Straightforward rhythms and good hooks, with a homespun quality

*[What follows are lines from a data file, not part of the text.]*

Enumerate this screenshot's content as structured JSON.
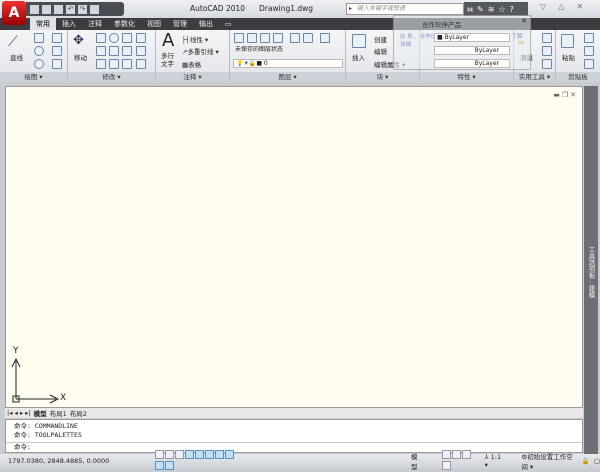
{
  "app": {
    "title": "AutoCAD 2010",
    "document": "Drawing1.dwg",
    "logo": "A"
  },
  "search": {
    "placeholder": "键入关键字或短语"
  },
  "tabs": [
    "常用",
    "插入",
    "注释",
    "参数化",
    "视图",
    "管理",
    "输出"
  ],
  "active_tab": "常用",
  "ribbon": {
    "draw": {
      "title": "绘图 ▾",
      "line": "直线"
    },
    "modify": {
      "title": "修改 ▾",
      "move": "移动"
    },
    "annotation": {
      "title": "注释 ▾",
      "text": "多行\n文字",
      "linear": "线性 ▾",
      "mleader": "多重引线 ▾",
      "table": "表格"
    },
    "layers": {
      "title": "图层 ▾",
      "layer_state": "未保存的图层状态",
      "layer": "0"
    },
    "block": {
      "title": "块 ▾",
      "insert": "插入",
      "create": "创建",
      "edit": "编辑",
      "edit_attr": "编辑属性 ▾"
    },
    "properties": {
      "title": "特性 ▾",
      "color": "ByLayer",
      "linetype": "ByLayer",
      "lineweight": "ByLayer"
    },
    "utilities": {
      "title": "实用工具 ▾",
      "measure": "测量"
    },
    "clipboard": {
      "title": "剪贴板",
      "paste": "粘贴"
    }
  },
  "tooltip": {
    "title": "合作伙伴产品",
    "body": "此 条... 合作伙伴产品 有关 AutoCAD 解决... 了解详细"
  },
  "canvas": {
    "background": "#fffcf0",
    "axis_x": "X",
    "axis_y": "Y"
  },
  "palette": {
    "label": "工具选项板 - 建模"
  },
  "layout_tabs": [
    "模型",
    "布局1",
    "布局2"
  ],
  "command": {
    "lines": [
      "命令: COMMANDLINE",
      "命令: TOOLPALETTES"
    ],
    "prompt": "命令:"
  },
  "status": {
    "coords": "1797.0380, 2848.4885, 0.0000",
    "model": "模型",
    "scale": "1:1 ▾",
    "workspace": "初始设置工作空间 ▾"
  }
}
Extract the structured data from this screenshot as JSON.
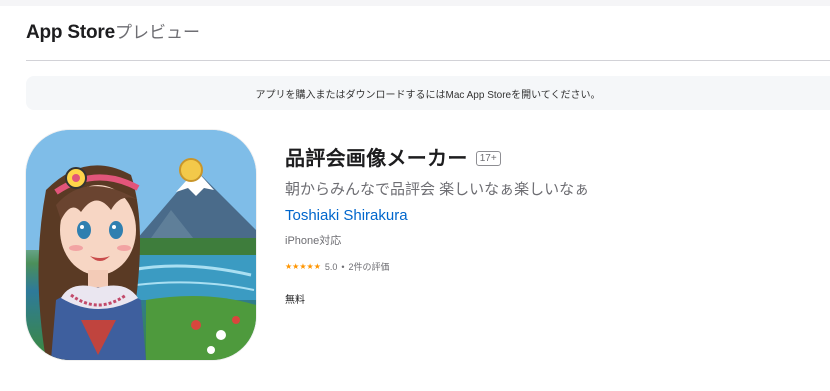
{
  "header": {
    "brand": "App Store",
    "preview_label": "プレビュー"
  },
  "banner": {
    "text": "アプリを購入またはダウンロードするにはMac App Storeを開いてください。"
  },
  "app": {
    "title": "品評会画像メーカー",
    "age_rating": "17+",
    "subtitle": "朝からみんなで品評会 楽しいなぁ楽しいなぁ",
    "developer": "Toshiaki Shirakura",
    "device": "iPhone対応",
    "stars": "★★★★★",
    "rating_value": "5.0",
    "rating_separator": "•",
    "rating_count": "2件の評価",
    "price": "無料"
  },
  "colors": {
    "accent_link": "#0066cc",
    "star": "#ff9500",
    "banner_bg": "#f5f7f9"
  },
  "icons": {
    "app_icon": "anime-girl-mountain-lake-icon"
  }
}
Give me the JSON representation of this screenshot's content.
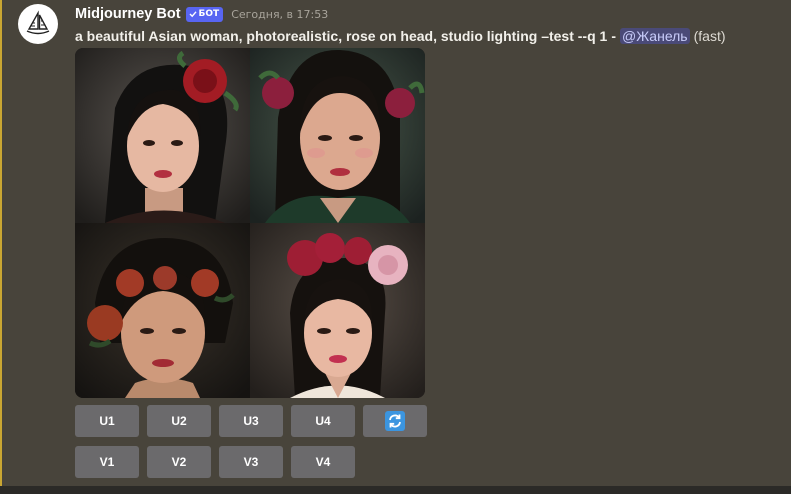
{
  "message": {
    "author": "Midjourney Bot",
    "bot_tag": "БОТ",
    "timestamp": "Сегодня, в 17:53",
    "prompt": "a beautiful Asian woman, photorealistic, rose on head, studio lighting –test --q 1",
    "separator": "-",
    "mention": "@Жанель",
    "mode": "(fast)"
  },
  "image_grid": {
    "tiles": [
      {
        "name": "portrait-1",
        "flower_color": "#a31c24"
      },
      {
        "name": "portrait-2",
        "flower_color": "#8c1f3d"
      },
      {
        "name": "portrait-3",
        "flower_color": "#9a3a22"
      },
      {
        "name": "portrait-4",
        "flower_color": "#9e1e34"
      }
    ]
  },
  "buttons": {
    "upscale": [
      "U1",
      "U2",
      "U3",
      "U4"
    ],
    "variation": [
      "V1",
      "V2",
      "V3",
      "V4"
    ],
    "reroll_icon": "refresh-icon"
  },
  "colors": {
    "background": "#48443b",
    "highlight": "#c9a632",
    "button": "#6b6a6c",
    "bot_tag": "#5865f2",
    "reroll_accent": "#3b95e0"
  }
}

The throwback impulse has become so predominant in electronic dance music that it’s almost cliché to mention it, and yet it’s hard not to think about the ’80s when you hear Ikonika’s second album. On Aerotropolis, the West London producer (real name: Sara Abdel-Hamid) favors neon-plastic synths redolent of the Miami Vice era, crossed with the beat structures and floor-filling imperative of early house music and techno. (No surprise the album’s title recalls Cybotron, the band Juan Atkins was in before nailing the techno blueprint solo with Model 500.) Like a lot of people who were identified with dubstep in the late 2000s, she’s moved into more straightforward 4/4 rhythms, but even the most obviously anthemic tunes have a homespun quality. She writes good hooks, too, none better than “Lights Are Forever,” a G-funk synth whine that’s far better L.A.-freeway music than most of Random Access Memories.